◆ Work required ◆
Keep the text of the data exactly as it is and omit each picture from the copy.

◇ ◇ ◇ ◇

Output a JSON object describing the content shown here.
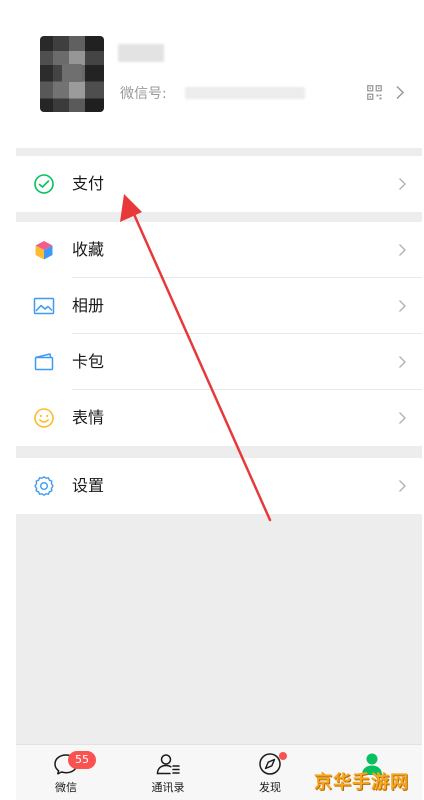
{
  "profile": {
    "wechat_id_label": "微信号:"
  },
  "menu": {
    "pay": "支付",
    "favorites": "收藏",
    "album": "相册",
    "cards": "卡包",
    "stickers": "表情",
    "settings": "设置"
  },
  "tabs": {
    "chats": "微信",
    "chats_badge": "55",
    "contacts": "通讯录",
    "discover": "发现",
    "me": "我"
  },
  "watermark": "京华手游网",
  "colors": {
    "accent_green": "#07c160",
    "badge_red": "#fa5151",
    "annotation_arrow": "#e8393a"
  }
}
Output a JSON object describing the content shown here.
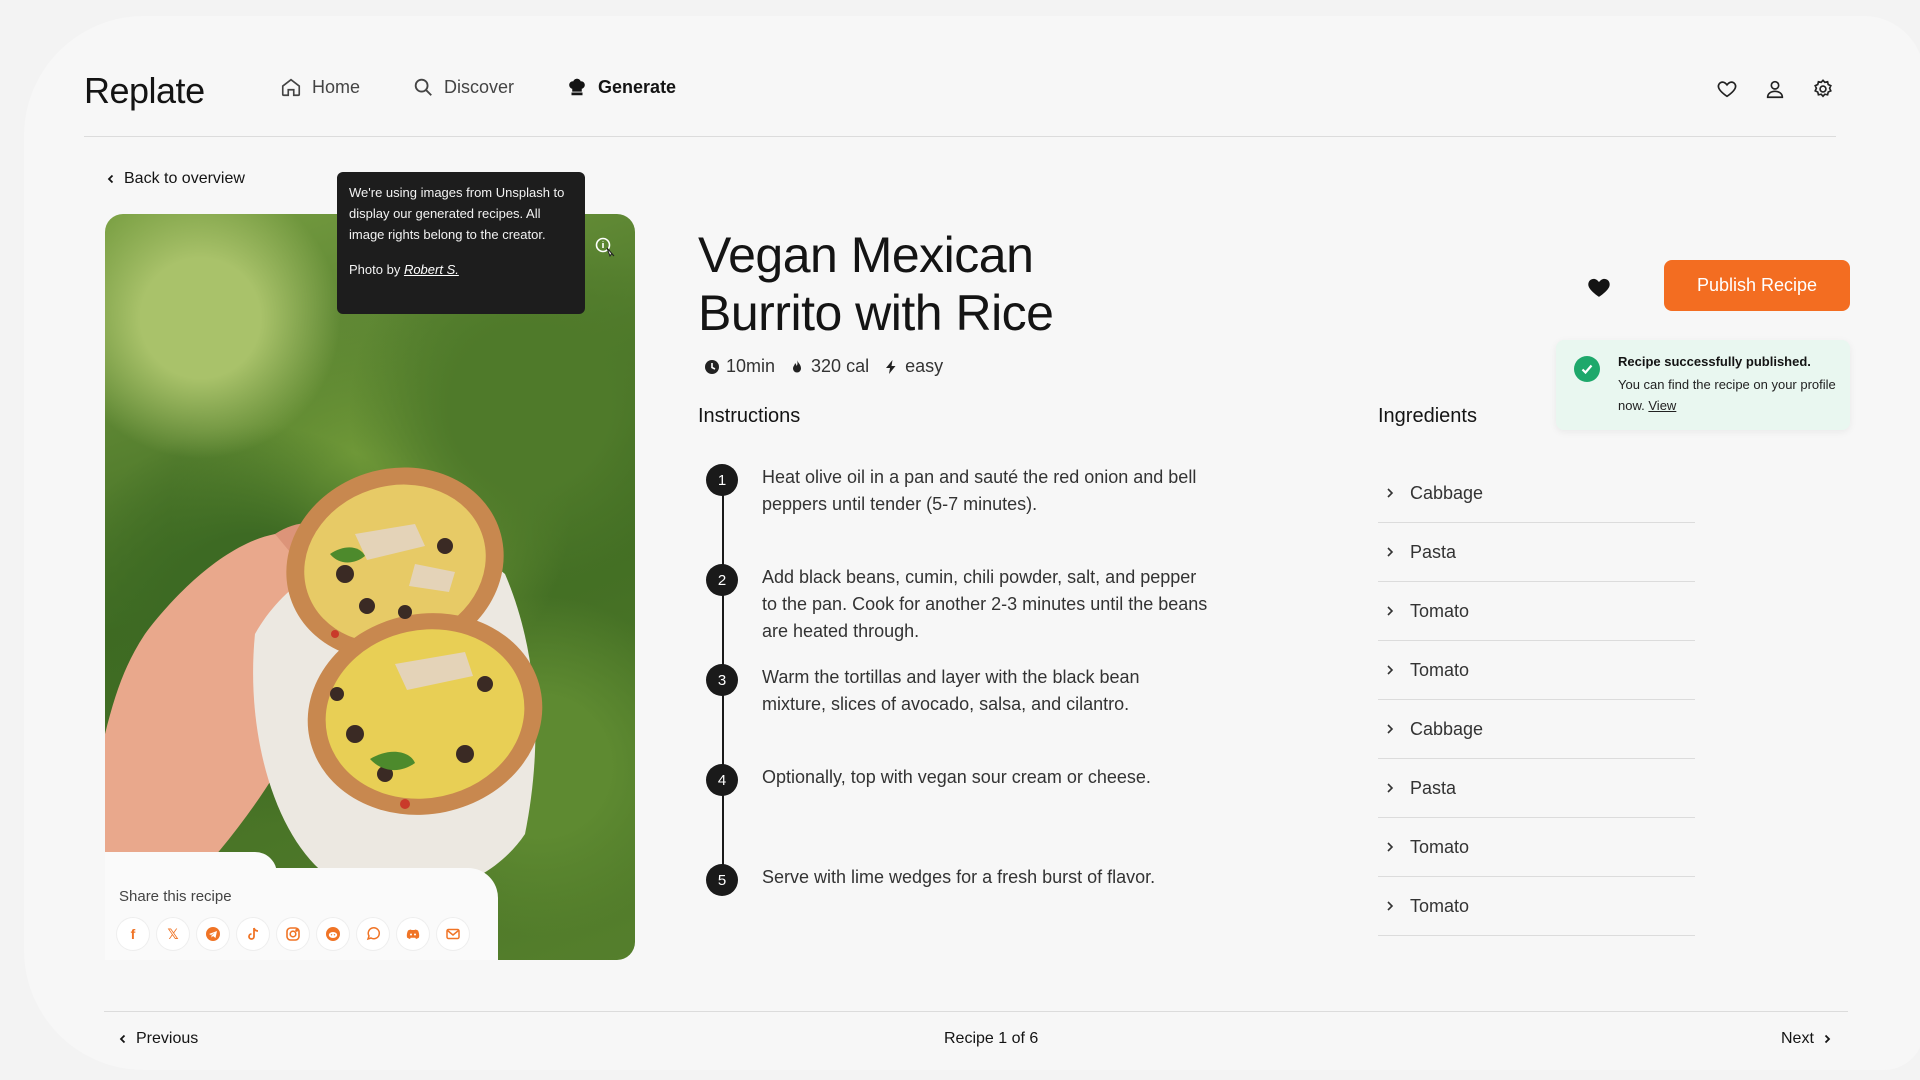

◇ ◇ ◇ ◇

◆ Response to the exercise ◆
Output a JSON object describing the content shown here.
{
  "profile": {
    "wechat_id_label": "微信号:"
  },
  "menu": {
    "pay": "支付",
    "favorites": "收藏",
    "album": "相册",
    "cards": "卡包",
    "stickers": "表情",
    "settings": "设置"
  },
  "tabs": {
    "chats": "微信",
    "chats_badge": "55",
    "contacts": "通讯录",
    "discover": "发现",
    "me": "我"
  },
  "watermark": "京华手游网",
  "colors": {
    "accent_green": "#07c160",
    "badge_red": "#fa5151",
    "annotation_arrow": "#e8393a"
  }
}
Output a JSON object describing the content shown here.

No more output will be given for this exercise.